What’s going on? It’s been a blockbuster week in Westminster … and it’s only Wednesday. The most recent OMG moment came on Wednesday morning with the Supreme Court ruling that the government’s much-hyped plan to send refugees to Rwanda is unlawful. And even if it feels like it was weeks ago, on Monday, the prime minister sacked his troublesome Home Secretary Suella Braverman and reshuffled his Cabinet to include former top dog David Cameron as his new foreign secretary. Now, onto the drama…

What they sparred about: At first, David Cameron. “The prime minister obviously thinks so little of his own MPs that he has had to peel David Cameron away from his seven-year exile in a shepherd’s hut and make him foreign secretary,” quipped Labour Leader Keir Starmer. Sunak described his new foreign secretary as an “individual with unrivaled experience” who can “help Britain navigate an uncertain world in challenging times.” He dodged all questions about Cameron’s role in the Greensill scandal, naturally.

What Rishi wants to talk about: Figures released Wednesday morning by the Office for National Statistics show inflation has indeed halved since the start of 2023, when Rishi Sunak promised it would do exactly that. It means Sunak can declare victory on one of his five pledges. Well done Rishi, but there are a few other things are going on…

What Rishi has to talk about: Rwanda. Sunak said the Supreme Court affirmed that “the principle of removing asylum seekers to a safe third country is lawful,” but conceded — after being roundly defeated in court — that there “are further elements that they want additional certainty on.” That’s one way to put it. He also give a hint about potential next steps amid calls from Tory backbenchers to get tougher. Sunak said “if it becomes clear that our domestic legal frameworks or international conventions are still frustrating plans … I am prepared to change our laws and revisit those international relationships.” Keir Starmer described the government’s plan as a “ridiculous, pathetic spectacle.”

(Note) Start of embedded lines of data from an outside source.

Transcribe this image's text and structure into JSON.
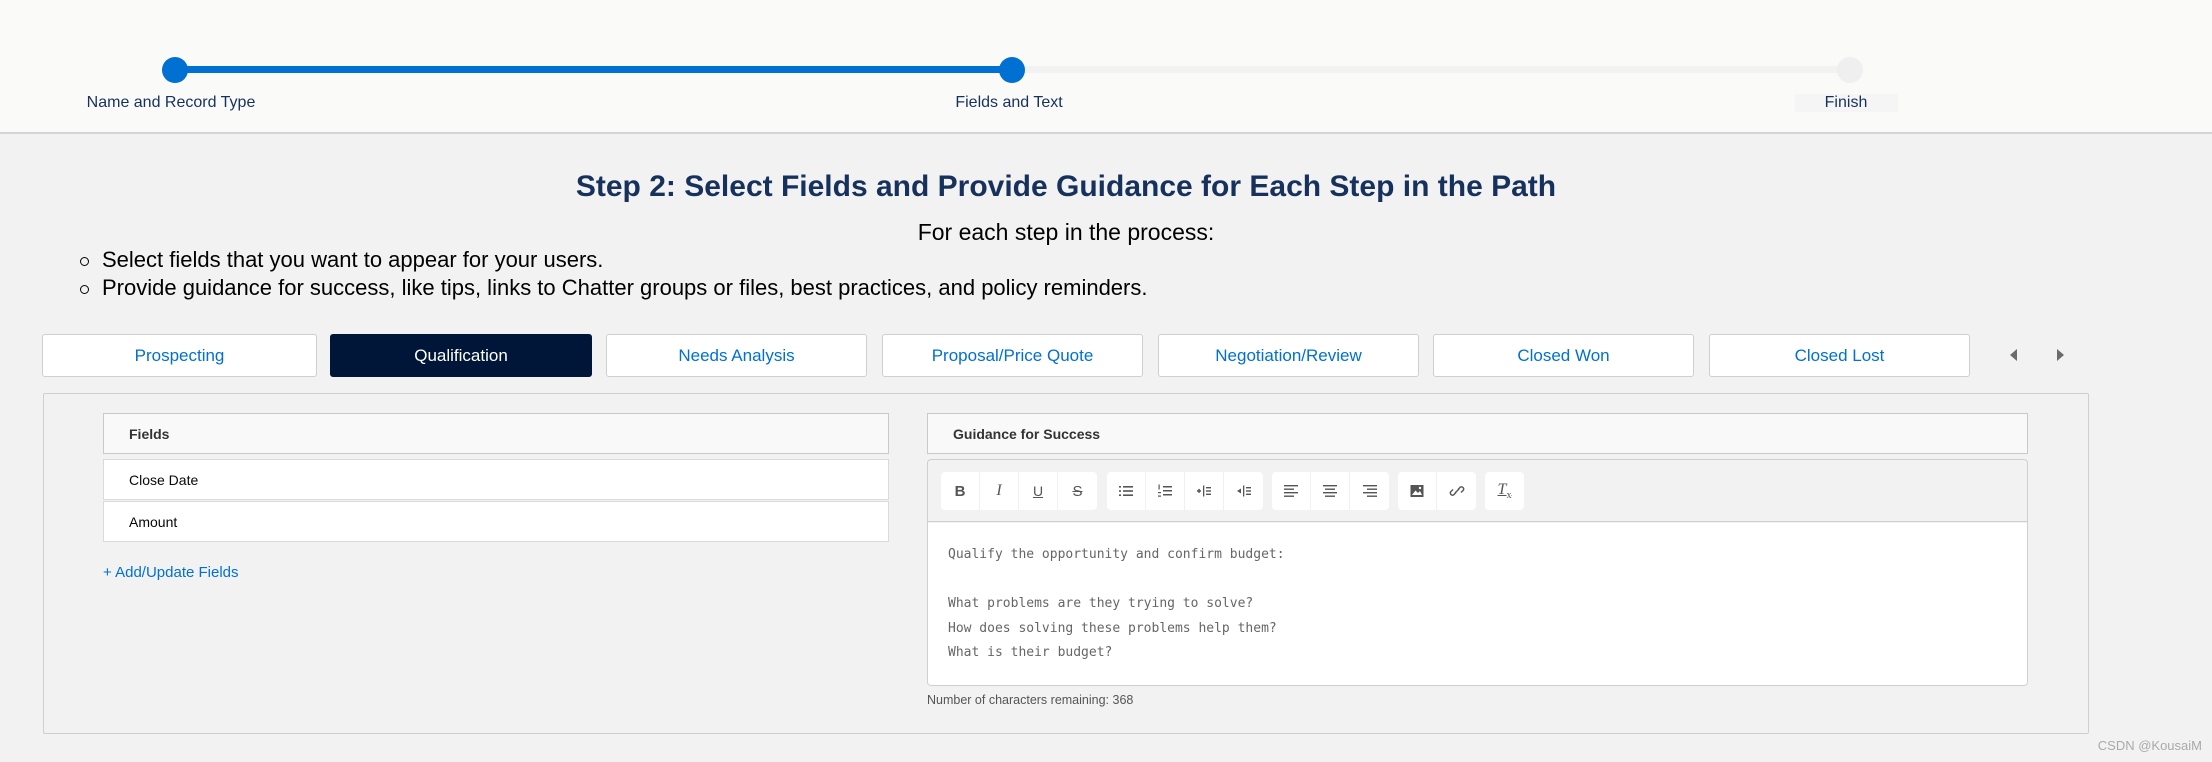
{
  "progress": {
    "steps": [
      {
        "label": "Name and Record Type",
        "state": "complete"
      },
      {
        "label": "Fields and Text",
        "state": "current"
      },
      {
        "label": "Finish",
        "state": "incomplete"
      }
    ],
    "accent_color": "#0070d2"
  },
  "intro": {
    "title": "Step 2: Select Fields and Provide Guidance for Each Step in the Path",
    "subtitle": "For each step in the process:",
    "bullets": [
      "Select fields that you want to appear for your users.",
      "Provide guidance for success, like tips, links to Chatter groups or files, best practices, and policy reminders."
    ]
  },
  "stage_tabs": {
    "items": [
      {
        "label": "Prospecting",
        "active": false
      },
      {
        "label": "Qualification",
        "active": true
      },
      {
        "label": "Needs Analysis",
        "active": false
      },
      {
        "label": "Proposal/Price Quote",
        "active": false
      },
      {
        "label": "Negotiation/Review",
        "active": false
      },
      {
        "label": "Closed Won",
        "active": false
      },
      {
        "label": "Closed Lost",
        "active": false
      }
    ],
    "prev_icon": "caret-left-icon",
    "next_icon": "caret-right-icon",
    "active_color": "#001639"
  },
  "fields_section": {
    "header": "Fields",
    "rows": [
      "Close Date",
      "Amount"
    ],
    "add_link": "+ Add/Update Fields"
  },
  "guidance_section": {
    "header": "Guidance for Success",
    "toolbar": {
      "groups": [
        [
          {
            "icon": "bold-icon",
            "glyph": "B"
          },
          {
            "icon": "italic-icon",
            "glyph": "I"
          },
          {
            "icon": "underline-icon",
            "glyph": "U"
          },
          {
            "icon": "strikethrough-icon",
            "glyph": "S"
          }
        ],
        [
          {
            "icon": "bulleted-list-icon"
          },
          {
            "icon": "numbered-list-icon"
          },
          {
            "icon": "indent-icon"
          },
          {
            "icon": "outdent-icon"
          }
        ],
        [
          {
            "icon": "align-left-icon"
          },
          {
            "icon": "align-center-icon"
          },
          {
            "icon": "align-right-icon"
          }
        ],
        [
          {
            "icon": "image-icon"
          },
          {
            "icon": "link-icon"
          }
        ],
        [
          {
            "icon": "clear-formatting-icon",
            "glyph": "T"
          }
        ]
      ]
    },
    "content_lines": [
      "Qualify the opportunity and confirm budget:",
      "",
      "What problems are they trying to solve?",
      "How does solving these problems help them?",
      "What is their budget?"
    ],
    "chars_remaining": "Number of characters remaining: 368"
  },
  "watermark": "CSDN @KousaiM"
}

Biggest Conservative cheer of the day: Sunak repeatedly asked Starmer if he wants to apologize for his predecessor Jeremy Corbyn’s refusal to call Hamas a terrorist organization. Starmer — who faces plenty of pressure from his own backbenchers over Gaza later — noted that Corbyn was no longer a Labour MP, but Sunak wasn’t letting it go. He pointed out that Starmer “served under him, and he told the country he would be a great prime minister.” The crowd went wild, much to the disappointment of speaker Lindsay Hoyle. 

Number of calls for a general election: One. Labour’s Kate Osborne said that it was “insulting” that  Sunak had appointed Esther McVey as minister without portfolio, blasting her “frequently attacks the LGBTQ+ community.” She asked: “Does the PM agree that he has manifestly and repeatedly failed, and that it is time to resign and call a general election?” Readers, he did not agree. 

Blast from the past: SNP leader Stephen Flynn noted that, when prime minister, David Cameron said “people in Gaza are living under constant attacks and pressure in an open-air prison.”

Bromance klaxon: Starmer said that Sunak, although a busy man, still found time to “fanboy” over Elon Musk at the recent AI summit.

Whoops: Sunak said the cost-of-living crisis is the “biggest challenge facing countries up and down the family,” which is nice.

Totally non-scientific scores on the doors: It’s a hard day for Rishi Sunak. Aging quips on previous leaders aren’t the smoothest way to dodge the news on a tough week. 4/10. Starmer gets 6/10 for a workmanlike performance — aided by the news cycle. See you next week!